There are dozens if not hundreds of studios across London, all whom help contribute to make London the worlds capital for music. I’ve been running Mill Hill Music Complex for the last 34 years, so I know many of the challenges and issues facing studios in London.
There is a widespread belief among some London Music Studios that anything which is bad for the competion is by default good for the business they run. In actual fact, nothing could be further from the truth. There are plenty of customers out there for everyone and there is a chronic undersupply of studio space. What this means is that it is hard for bands to actually secure space for regular rehearsals. When bands cannot get together regularly, they often collapse and this takes customers away. The real competition for studios are the other things people do with there lives. Last year we saw studios empty at times during the olympics, football and the other events. It only takes one member of the band to decide they want to watch Arsenal in the Champions League and a booking will be cancelled. Most bands want to rehearse on a Tues, Weds or Thursday between 8-11. There will never be enough capacity in London for these times. If a band rehearses at another time, it is because they can’t get a slot then usually.
The signed band, week long lock out market is a completely different beast. In our experience, the bands that use us for lockouts prior to tours are ones we have a good relationship with and are professional enough to get their bookings in early. They use us because they know what they are getting and will only shift if we can’t actually book them, which again means that the competition is not an issue.

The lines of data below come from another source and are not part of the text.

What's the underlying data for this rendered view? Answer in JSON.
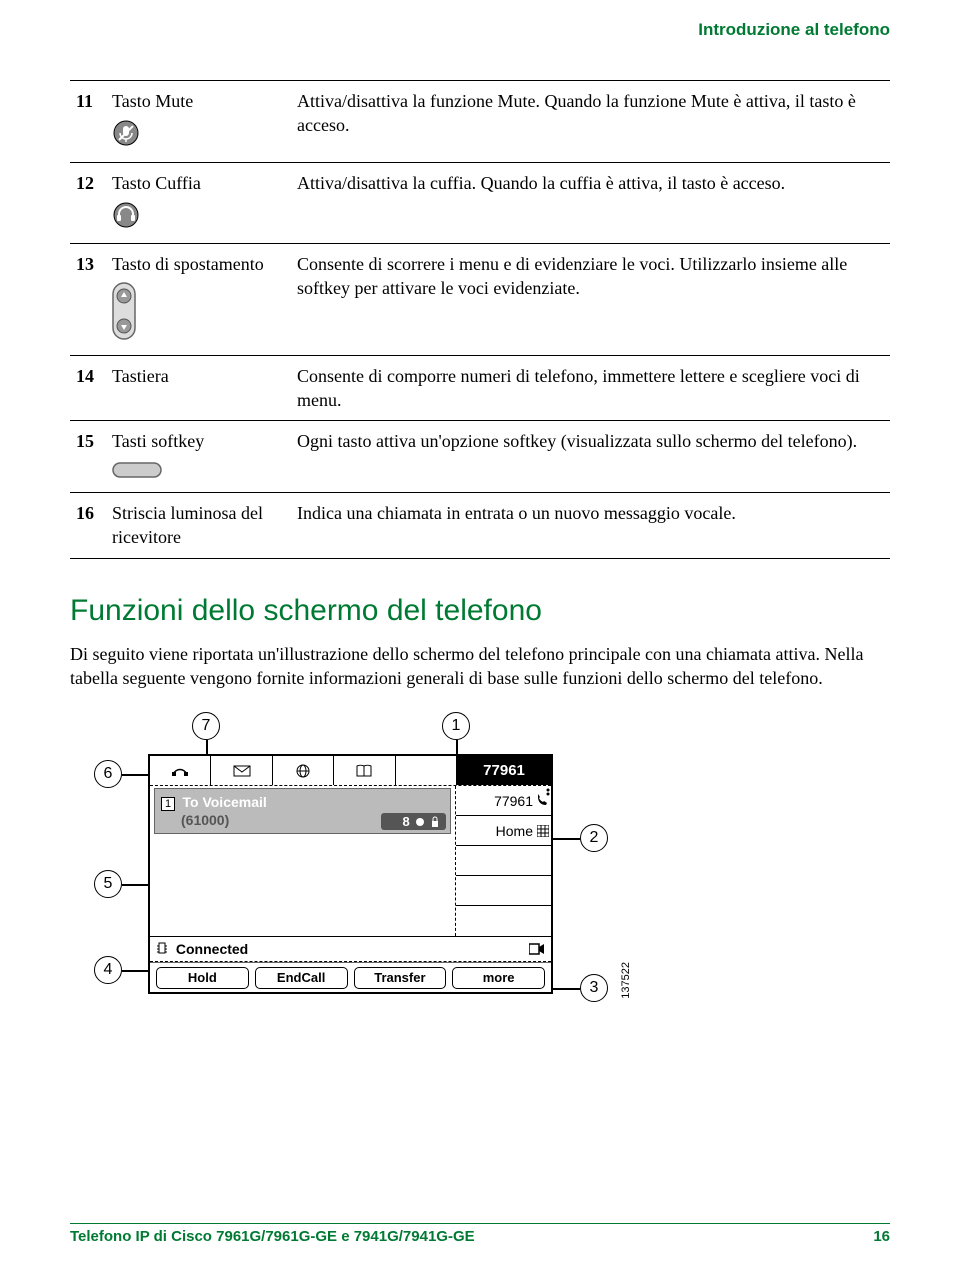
{
  "running_header": "Introduzione al telefono",
  "features": [
    {
      "num": "11",
      "name": "Tasto Mute",
      "icon": "mute",
      "desc": "Attiva/disattiva la funzione Mute. Quando la funzione Mute è attiva, il tasto è acceso."
    },
    {
      "num": "12",
      "name": "Tasto Cuffia",
      "icon": "headset",
      "desc": "Attiva/disattiva la cuffia. Quando la cuffia è attiva, il tasto è acceso."
    },
    {
      "num": "13",
      "name": "Tasto di spostamento",
      "icon": "nav",
      "desc": "Consente di scorrere i menu e di evidenziare le voci. Utilizzarlo insieme alle softkey per attivare le voci evidenziate."
    },
    {
      "num": "14",
      "name": "Tastiera",
      "icon": "",
      "desc": "Consente di comporre numeri di telefono, immettere lettere e scegliere voci di menu."
    },
    {
      "num": "15",
      "name": "Tasti softkey",
      "icon": "softkey",
      "desc": "Ogni tasto attiva un'opzione softkey (visualizzata sullo schermo del telefono)."
    },
    {
      "num": "16",
      "name": "Striscia luminosa del ricevitore",
      "icon": "",
      "desc": "Indica una chiamata in entrata o un nuovo messaggio vocale."
    }
  ],
  "section_heading": "Funzioni dello schermo del telefono",
  "section_text": "Di seguito viene riportata un'illustrazione dello schermo del telefono principale con una chiamata attiva. Nella tabella seguente vengono fornite informazioni generali di base sulle funzioni dello schermo del telefono.",
  "diagram": {
    "callouts": [
      "1",
      "2",
      "3",
      "4",
      "5",
      "6",
      "7"
    ],
    "ext_main": "77961",
    "line_ext": "77961",
    "line_home": "Home",
    "call_idx": "1",
    "call_title": "To Voicemail",
    "call_sub": "(61000)",
    "call_indicator": "8",
    "status_text": "Connected",
    "softkeys": [
      "Hold",
      "EndCall",
      "Transfer",
      "more"
    ],
    "figure_id": "137522"
  },
  "footer": {
    "title": "Telefono IP di Cisco 7961G/7961G-GE e 7941G/7941G-GE",
    "page": "16"
  }
}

Whilst some studios are geographically close to each other, most have a decent sized catchment and a ready supply of bands. It is my opinion that studios should work together on common areas of interest. What could these be?
Here are a few:
1. Sharing information about equipment thefts. It suits no one to have customers pilfering equipment.
2. Business rates. If a studio down the road is paying more rates than it needs to, this doesn’t benefit anyone.
3. Dodgy practices by suppliers. We also sell musical equipment and have seen some highly dubious activity from a few suppliers recently.
4. Sharing information about licensing issues etc.
5. Exchange information about local venues etc
6. Exchange information about grants for music related projects.
7. Equipment sales.swaps. We all have spare gear that other studios may have a use for and vice versa.
8. Share info on deals which could save other studios money etc on insurance or banking.
9. Collaborate on gear purchases. One supplier is currently selling 6m guitar leads for £1.86 a lead if you buy 120. If you are paying £2.50 a lead, why not get together with a couple of other studios and take 40 each? That would be over £25 on a £100 purchase. Worth having?
Every studio is unique and has its own vibe. The reason some bands like a studio can be completely unfathomable, but if they are comfortable then that is good. I believe that studios should talk to each other either formally or informally. If a customer gets their gear nicked,let all of the other studios know. If you get your gear nicked, let the other studios know.
Sites like http://www.rehearsalstudioslondon.net/ are a great resource for musicians. If customers don’t like a studi, in this day and age they are savvy enough to find another studio, if they are happy they will stay put. It is up to all of us to figure out how to market ourselves, but why let other studios flush money down the drain.
Every studio has challenges, rent and rates rising, energy costs soaring. We need to pull together and be a bit smarter in how e deal with the rest of the world. Things won’t get any easier.